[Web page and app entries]
------------------------

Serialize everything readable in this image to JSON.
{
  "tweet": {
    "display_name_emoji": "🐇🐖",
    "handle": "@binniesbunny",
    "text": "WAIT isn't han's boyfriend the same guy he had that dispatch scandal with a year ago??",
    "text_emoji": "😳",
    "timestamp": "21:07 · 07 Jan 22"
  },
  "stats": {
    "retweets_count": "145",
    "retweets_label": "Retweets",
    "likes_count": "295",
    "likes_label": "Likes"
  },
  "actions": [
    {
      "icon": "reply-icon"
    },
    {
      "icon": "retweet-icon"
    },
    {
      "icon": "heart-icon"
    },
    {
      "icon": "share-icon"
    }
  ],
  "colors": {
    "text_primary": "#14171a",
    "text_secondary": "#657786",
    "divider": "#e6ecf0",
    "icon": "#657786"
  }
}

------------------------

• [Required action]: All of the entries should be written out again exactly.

• [Exercise solution]:
Serialize everything readable in this image to JSON.
{
  "tweet": {
    "display_name_emoji": "🐇🐖",
    "handle": "@binniesbunny",
    "text": "WAIT isn't han's boyfriend the same guy he had that dispatch scandal with a year ago??",
    "text_emoji": "😳",
    "timestamp": "21:07 · 07 Jan 22"
  },
  "stats": {
    "retweets_count": "145",
    "retweets_label": "Retweets",
    "likes_count": "295",
    "likes_label": "Likes"
  },
  "actions": [
    {
      "icon": "reply-icon"
    },
    {
      "icon": "retweet-icon"
    },
    {
      "icon": "heart-icon"
    },
    {
      "icon": "share-icon"
    }
  ],
  "colors": {
    "text_primary": "#14171a",
    "text_secondary": "#657786",
    "divider": "#e6ecf0",
    "icon": "#657786"
  }
}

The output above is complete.